#### INPUT
*** Block opens ***

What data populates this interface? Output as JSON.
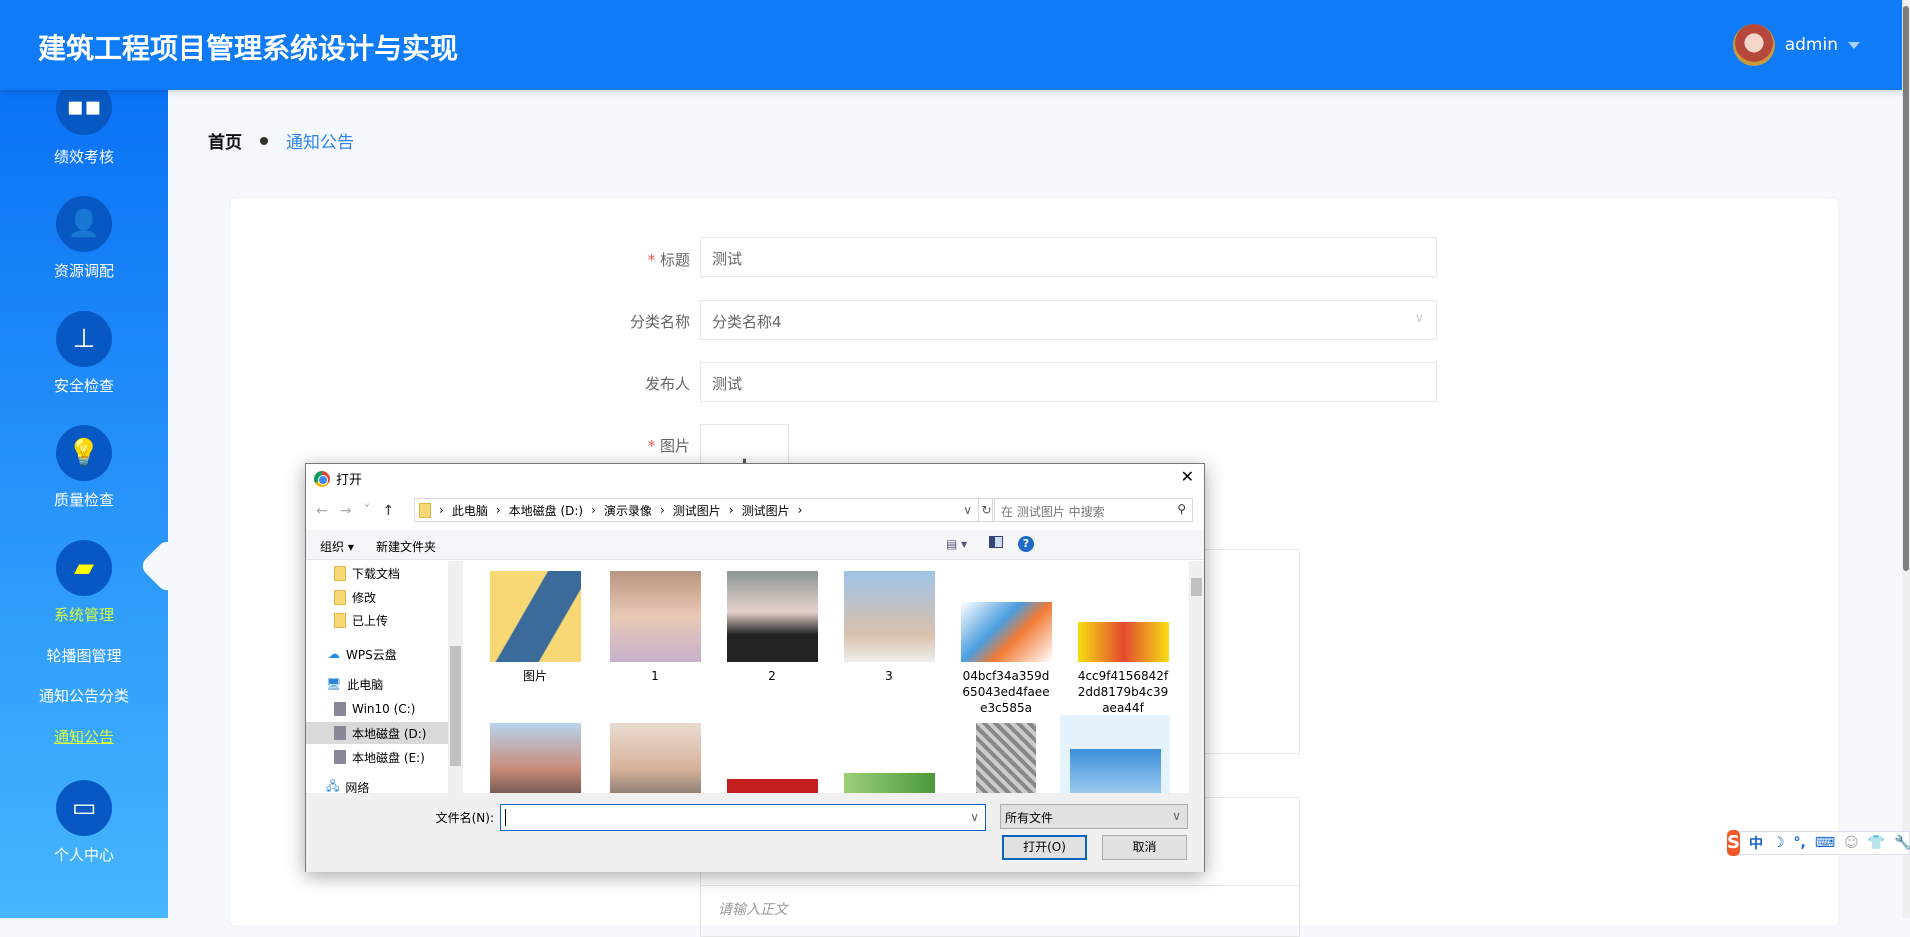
{
  "header": {
    "title": "建筑工程项目管理系统设计与实现",
    "username": "admin"
  },
  "sidebar": {
    "items": [
      {
        "label": "绩效考核",
        "icon": "grid-icon"
      },
      {
        "label": "资源调配",
        "icon": "user-icon"
      },
      {
        "label": "安全检查",
        "icon": "stamp-icon"
      },
      {
        "label": "质量检查",
        "icon": "lightbulb-icon"
      },
      {
        "label": "系统管理",
        "icon": "wallet-icon"
      },
      {
        "label": "个人中心",
        "icon": "card-icon"
      }
    ],
    "sub_items": [
      "轮播图管理",
      "通知公告分类",
      "通知公告"
    ]
  },
  "breadcrumb": {
    "home": "首页",
    "current": "通知公告"
  },
  "form": {
    "title_label": "标题",
    "title_value": "测试",
    "category_label": "分类名称",
    "category_value": "分类名称4",
    "publisher_label": "发布人",
    "publisher_value": "测试",
    "image_label": "图片",
    "required_mark": "*",
    "editor_placeholder": "请输入正文"
  },
  "dialog": {
    "title": "打开",
    "path": [
      "此电脑",
      "本地磁盘 (D:)",
      "演示录像",
      "测试图片",
      "测试图片"
    ],
    "search_placeholder": "在 测试图片 中搜索",
    "organize": "组织 ▾",
    "new_folder": "新建文件夹",
    "nav": [
      "下载文档",
      "修改",
      "已上传",
      "WPS云盘",
      "此电脑",
      "Win10 (C:)",
      "本地磁盘 (D:)",
      "本地磁盘 (E:)",
      "网络"
    ],
    "files": [
      "图片",
      "1",
      "2",
      "3",
      "04bcf34a359d65043ed4faeee3c585a",
      "4cc9f4156842f2dd8179b4c39aea44f"
    ],
    "filename_label": "文件名(N):",
    "filename_value": "",
    "filter": "所有文件",
    "open": "打开(O)",
    "cancel": "取消"
  },
  "ime": {
    "lang": "中"
  }
}
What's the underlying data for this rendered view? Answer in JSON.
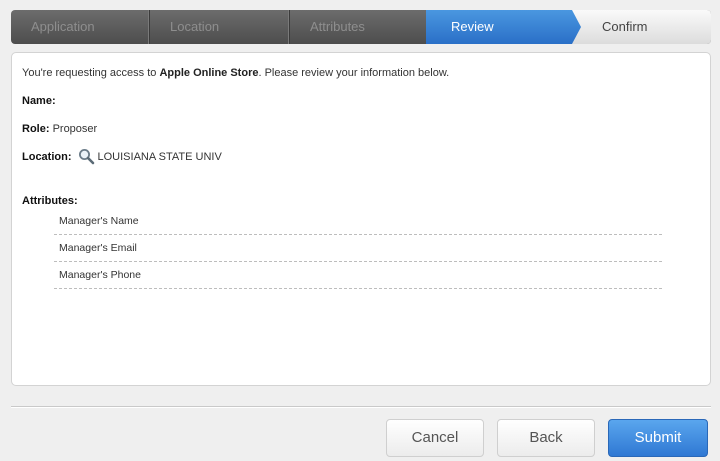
{
  "wizard": {
    "steps": [
      {
        "label": "Application",
        "state": "done"
      },
      {
        "label": "Location",
        "state": "done"
      },
      {
        "label": "Attributes",
        "state": "done"
      },
      {
        "label": "Review",
        "state": "active"
      },
      {
        "label": "Confirm",
        "state": "upcoming"
      }
    ]
  },
  "review": {
    "intro_prefix": "You're requesting access to ",
    "app_name": "Apple Online Store",
    "intro_suffix": ". Please review your information below.",
    "name_label": "Name:",
    "name_value": "",
    "role_label": "Role:",
    "role_value": "Proposer",
    "location_label": "Location:",
    "location_icon": "magnifier-icon",
    "location_value": "LOUISIANA STATE UNIV",
    "attributes_label": "Attributes:",
    "attributes": [
      "Manager's Name",
      "Manager's Email",
      "Manager's Phone"
    ]
  },
  "actions": {
    "cancel_label": "Cancel",
    "back_label": "Back",
    "submit_label": "Submit"
  },
  "colors": {
    "accent": "#2f78d3",
    "wizard_bar": "#5a5a5a"
  }
}
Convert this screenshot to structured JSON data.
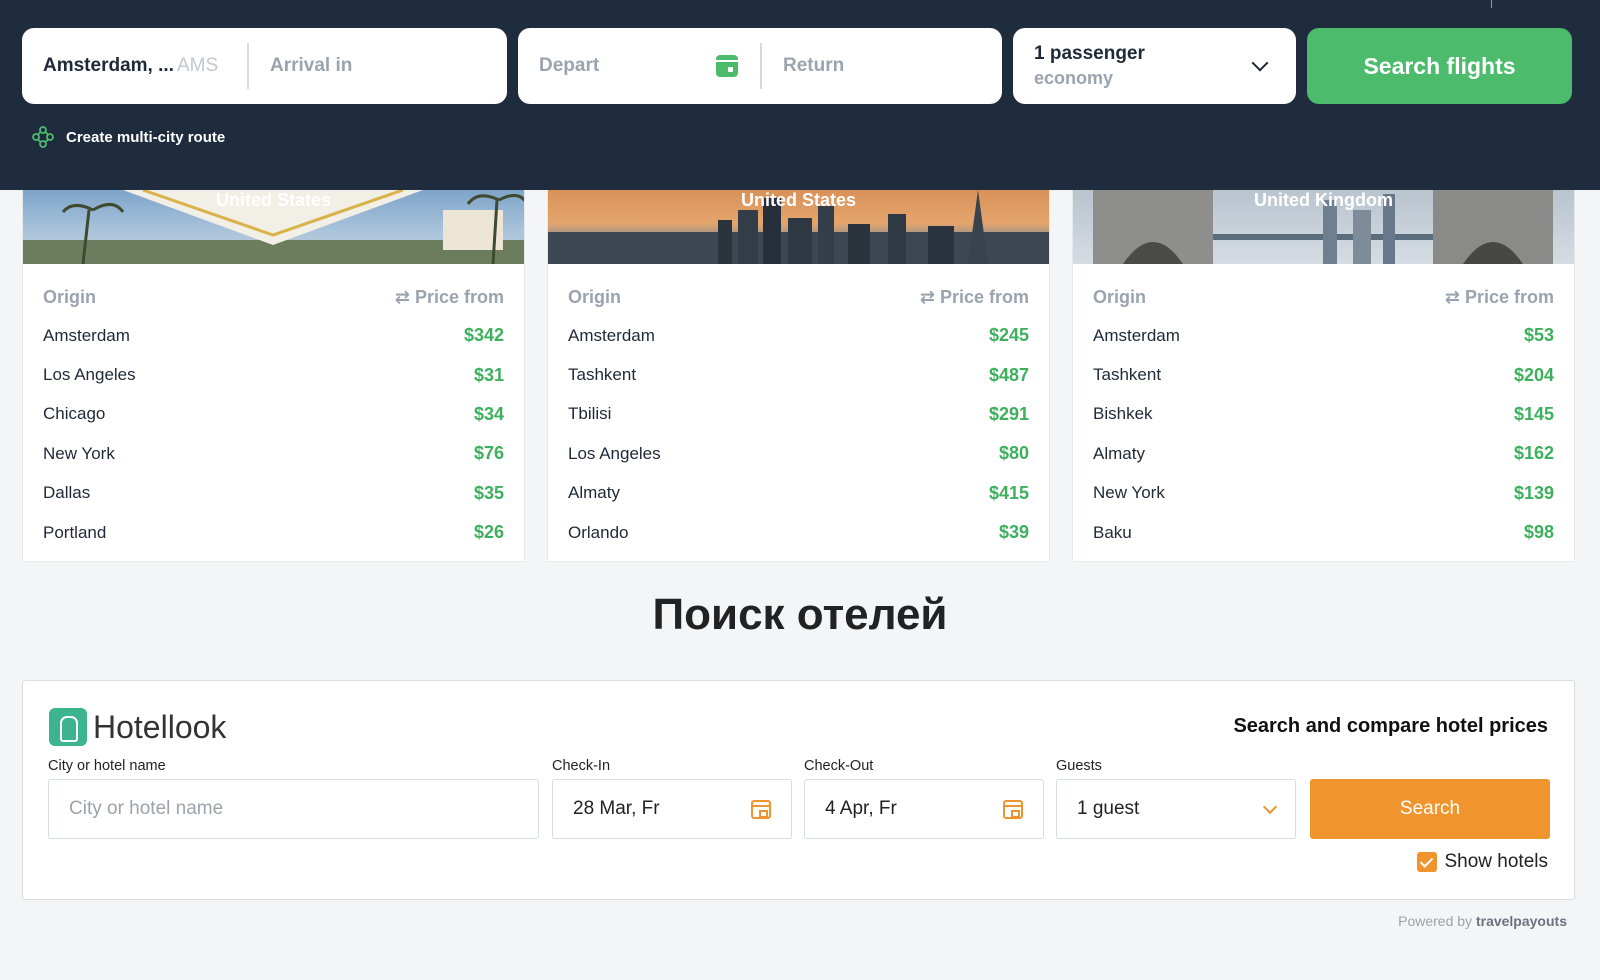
{
  "flight_search": {
    "origin_value": "Amsterdam, ...",
    "origin_iata": "AMS",
    "arrival_placeholder": "Arrival in",
    "depart_placeholder": "Depart",
    "return_placeholder": "Return",
    "passengers": "1 passenger",
    "cabin_class": "economy",
    "search_label": "Search flights",
    "multi_city_label": "Create multi-city route",
    "accent_color": "#4cbb6c"
  },
  "route_cards": [
    {
      "country": "United States",
      "origin_header": "Origin",
      "price_header": "Price from",
      "rows": [
        {
          "city": "Amsterdam",
          "price": "$342"
        },
        {
          "city": "Los Angeles",
          "price": "$31"
        },
        {
          "city": "Chicago",
          "price": "$34"
        },
        {
          "city": "New York",
          "price": "$76"
        },
        {
          "city": "Dallas",
          "price": "$35"
        },
        {
          "city": "Portland",
          "price": "$26"
        }
      ]
    },
    {
      "country": "United States",
      "origin_header": "Origin",
      "price_header": "Price from",
      "rows": [
        {
          "city": "Amsterdam",
          "price": "$245"
        },
        {
          "city": "Tashkent",
          "price": "$487"
        },
        {
          "city": "Tbilisi",
          "price": "$291"
        },
        {
          "city": "Los Angeles",
          "price": "$80"
        },
        {
          "city": "Almaty",
          "price": "$415"
        },
        {
          "city": "Orlando",
          "price": "$39"
        }
      ]
    },
    {
      "country": "United Kingdom",
      "origin_header": "Origin",
      "price_header": "Price from",
      "rows": [
        {
          "city": "Amsterdam",
          "price": "$53"
        },
        {
          "city": "Tashkent",
          "price": "$204"
        },
        {
          "city": "Bishkek",
          "price": "$145"
        },
        {
          "city": "Almaty",
          "price": "$162"
        },
        {
          "city": "New York",
          "price": "$139"
        },
        {
          "city": "Baku",
          "price": "$98"
        }
      ]
    }
  ],
  "hotels": {
    "section_title": "Поиск отелей",
    "brand": "Hotellook",
    "tagline": "Search and compare hotel prices",
    "city_label": "City or hotel name",
    "city_placeholder": "City or hotel name",
    "checkin_label": "Check-In",
    "checkin_value": "28 Mar, Fr",
    "checkout_label": "Check-Out",
    "checkout_value": "4 Apr, Fr",
    "guests_label": "Guests",
    "guests_value": "1 guest",
    "search_label": "Search",
    "show_hotels_label": "Show hotels",
    "accent_color": "#f0942e"
  },
  "footer": {
    "powered_prefix": "Powered by",
    "powered_brand": "travelpayouts"
  }
}
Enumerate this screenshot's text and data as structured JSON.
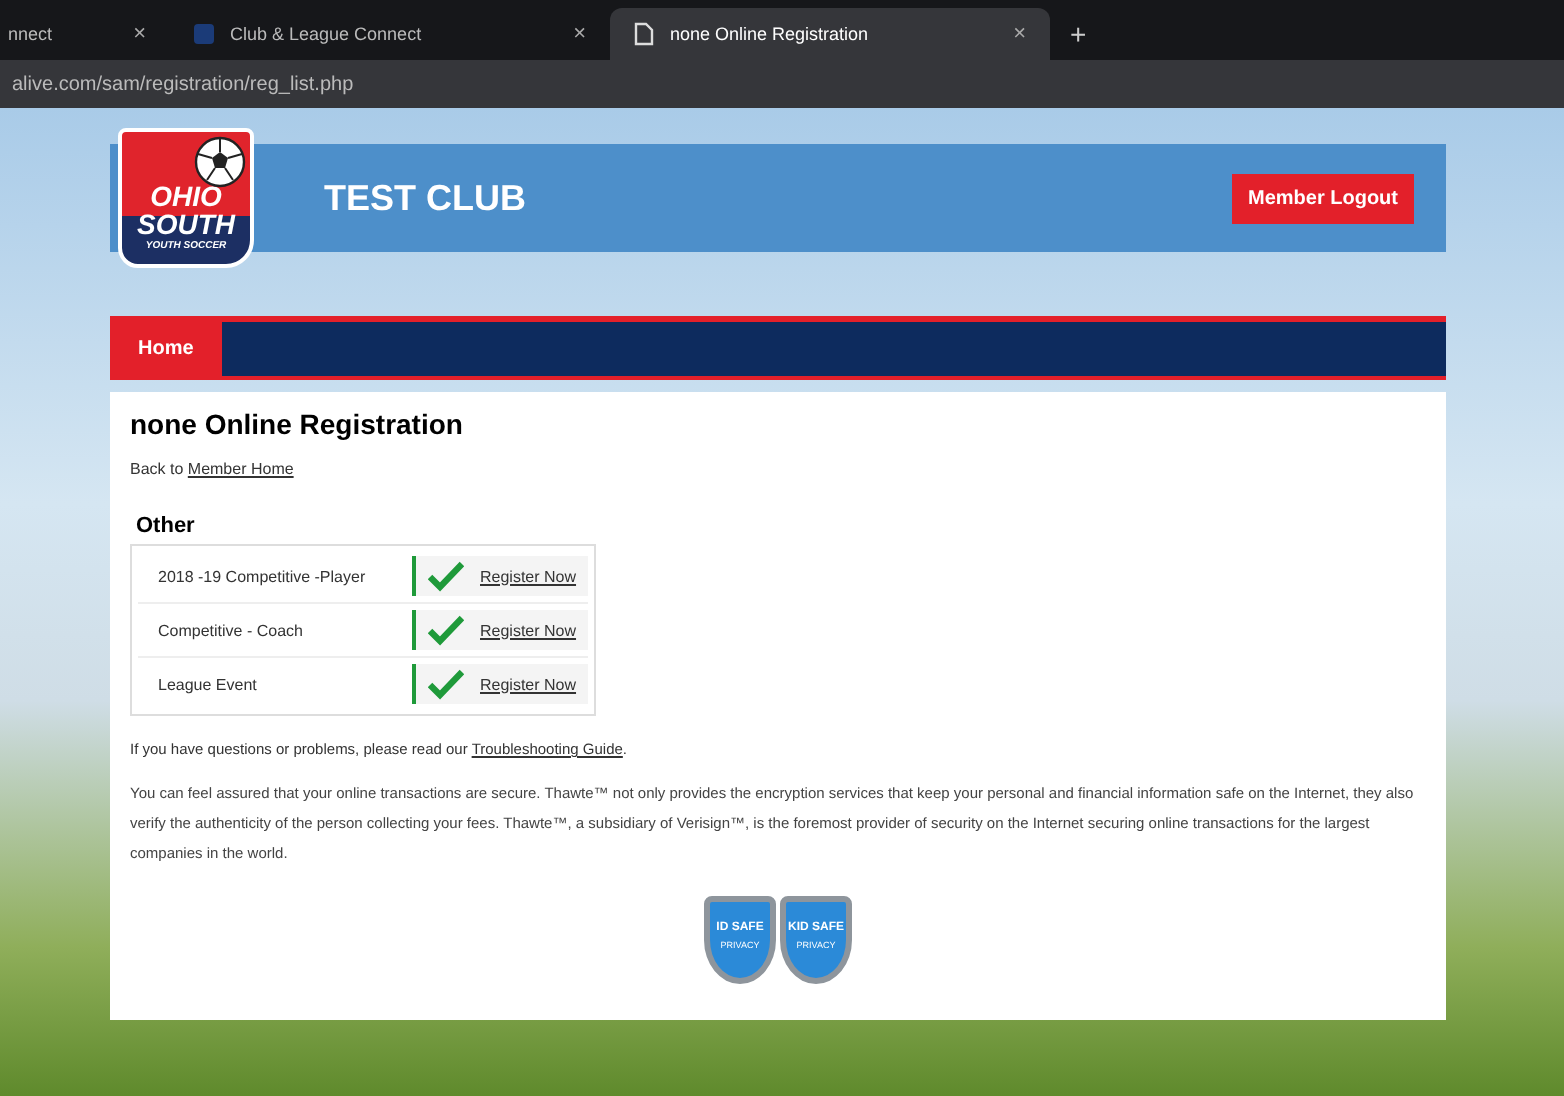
{
  "browser": {
    "tabs": [
      {
        "title": "nnect",
        "selected": false,
        "close": "×",
        "kind": "plain"
      },
      {
        "title": "Club & League Connect",
        "selected": false,
        "close": "×",
        "kind": "site"
      },
      {
        "title": "none Online Registration",
        "selected": true,
        "close": "×",
        "kind": "page"
      }
    ],
    "new_tab": "+",
    "address": "alive.com/sam/registration/reg_list.php"
  },
  "header": {
    "logo": {
      "lines": [
        "OHIO",
        "SOUTH",
        "YOUTH SOCCER"
      ]
    },
    "club_name": "TEST CLUB",
    "logout_button": "Member Logout"
  },
  "nav": [
    {
      "label": "Home",
      "selected": true
    }
  ],
  "content": {
    "title": "none Online Registration",
    "back_text": "Back to ",
    "back_link": "Member Home",
    "section": "Other",
    "registrations": [
      {
        "name": "2018 -19 Competitive -Player",
        "action": "Register Now"
      },
      {
        "name": "Competitive - Coach",
        "action": "Register Now"
      },
      {
        "name": "League Event",
        "action": "Register Now"
      }
    ],
    "help_text": "If you have questions or problems, please read our ",
    "help_link": "Troubleshooting Guide",
    "help_end": ".",
    "security_text": "You can feel assured that your online transactions are secure. Thawte™ not only provides the encryption services that keep your personal and financial information safe on the Internet, they also verify the authenticity of the person collecting your fees. Thawte™, a subsidiary of Verisign™, is the foremost provider of security on the Internet securing online transactions for the largest companies in the world.",
    "badges": [
      {
        "top": "ID SAFE",
        "bottom": "PRIVACY"
      },
      {
        "top": "KID SAFE",
        "bottom": "PRIVACY"
      }
    ]
  }
}
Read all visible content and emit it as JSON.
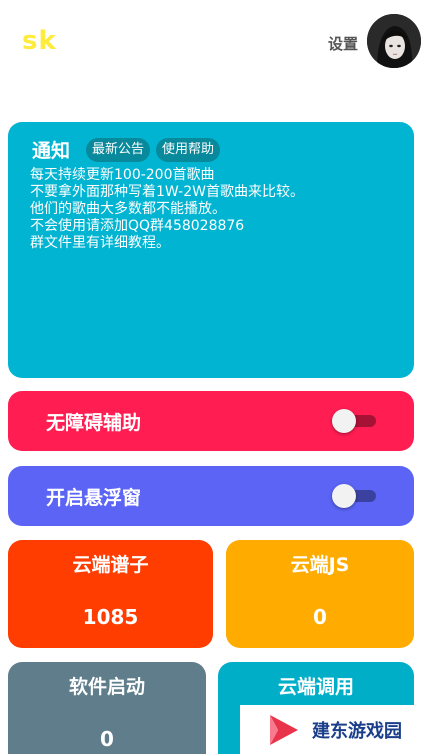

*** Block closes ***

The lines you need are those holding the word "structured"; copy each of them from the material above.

Convert this screenshot to structured JSON data.
Enumerate this screenshot's text and data as structured JSON.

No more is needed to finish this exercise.